• [INSTRUCTIONS TO FOLLOW]: Repeat the records below exactly, leaving out any pictures.

• [WORKING DATA]:
========
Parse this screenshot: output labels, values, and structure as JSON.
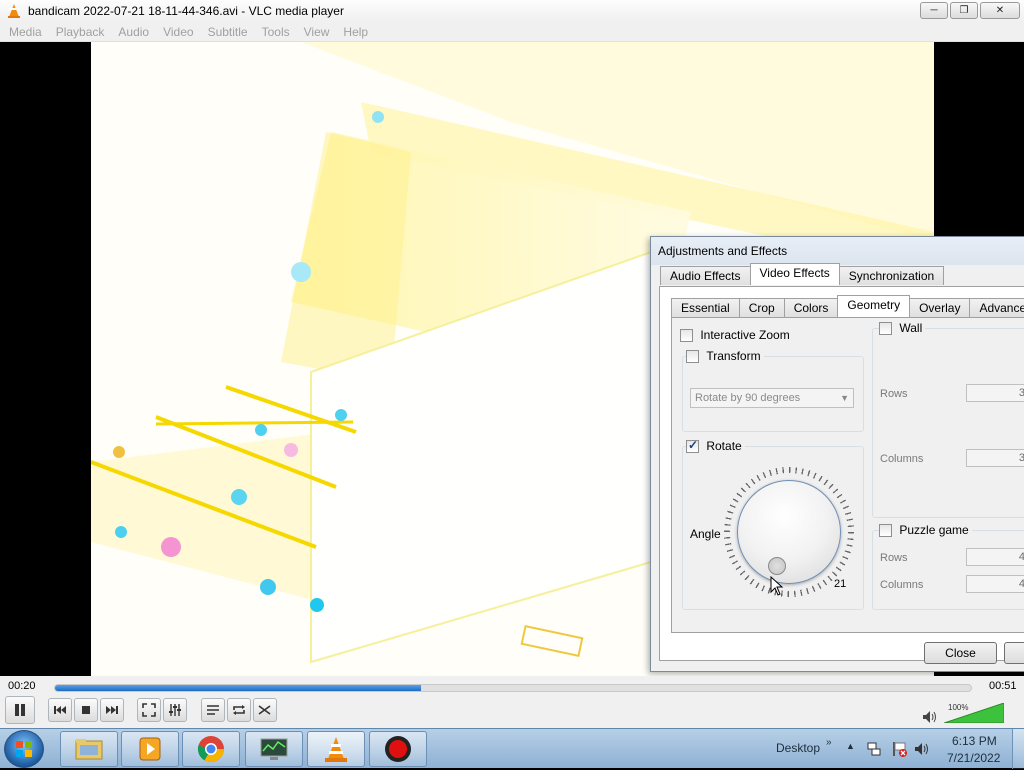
{
  "window": {
    "title": "bandicam 2022-07-21 18-11-44-346.avi - VLC media player"
  },
  "menu": [
    "Media",
    "Playback",
    "Audio",
    "Video",
    "Subtitle",
    "Tools",
    "View",
    "Help"
  ],
  "dialog": {
    "title": "Adjustments and Effects",
    "tabs": [
      "Audio Effects",
      "Video Effects",
      "Synchronization"
    ],
    "subtabs": [
      "Essential",
      "Crop",
      "Colors",
      "Geometry",
      "Overlay",
      "Advanced"
    ],
    "interactive_zoom": "Interactive Zoom",
    "transform": {
      "label": "Transform",
      "select": "Rotate by 90 degrees"
    },
    "rotate": {
      "label": "Rotate",
      "angle_label": "Angle",
      "angle_value": "21"
    },
    "wall": {
      "label": "Wall",
      "rows_label": "Rows",
      "rows": "3",
      "cols_label": "Columns",
      "cols": "3"
    },
    "puzzle": {
      "label": "Puzzle game",
      "rows_label": "Rows",
      "rows": "4",
      "cols_label": "Columns",
      "cols": "4"
    },
    "close_label": "Close"
  },
  "player": {
    "elapsed": "00:20",
    "total": "00:51",
    "progress": 0.4,
    "volume": "100%"
  },
  "taskbar": {
    "desktop_label": "Desktop",
    "time": "6:13 PM",
    "date": "7/21/2022"
  }
}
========
• [YOUR SOLUTION]:
Parse this screenshot: output labels, values, and structure as JSON.
{
  "window": {
    "title": "bandicam 2022-07-21 18-11-44-346.avi - VLC media player"
  },
  "menu": [
    "Media",
    "Playback",
    "Audio",
    "Video",
    "Subtitle",
    "Tools",
    "View",
    "Help"
  ],
  "dialog": {
    "title": "Adjustments and Effects",
    "tabs": [
      "Audio Effects",
      "Video Effects",
      "Synchronization"
    ],
    "subtabs": [
      "Essential",
      "Crop",
      "Colors",
      "Geometry",
      "Overlay",
      "Advanced"
    ],
    "interactive_zoom": "Interactive Zoom",
    "transform": {
      "label": "Transform",
      "select": "Rotate by 90 degrees"
    },
    "rotate": {
      "label": "Rotate",
      "angle_label": "Angle",
      "angle_value": "21"
    },
    "wall": {
      "label": "Wall",
      "rows_label": "Rows",
      "rows": "3",
      "cols_label": "Columns",
      "cols": "3"
    },
    "puzzle": {
      "label": "Puzzle game",
      "rows_label": "Rows",
      "rows": "4",
      "cols_label": "Columns",
      "cols": "4"
    },
    "close_label": "Close"
  },
  "player": {
    "elapsed": "00:20",
    "total": "00:51",
    "progress": 0.4,
    "volume": "100%"
  },
  "taskbar": {
    "desktop_label": "Desktop",
    "time": "6:13 PM",
    "date": "7/21/2022"
  }
}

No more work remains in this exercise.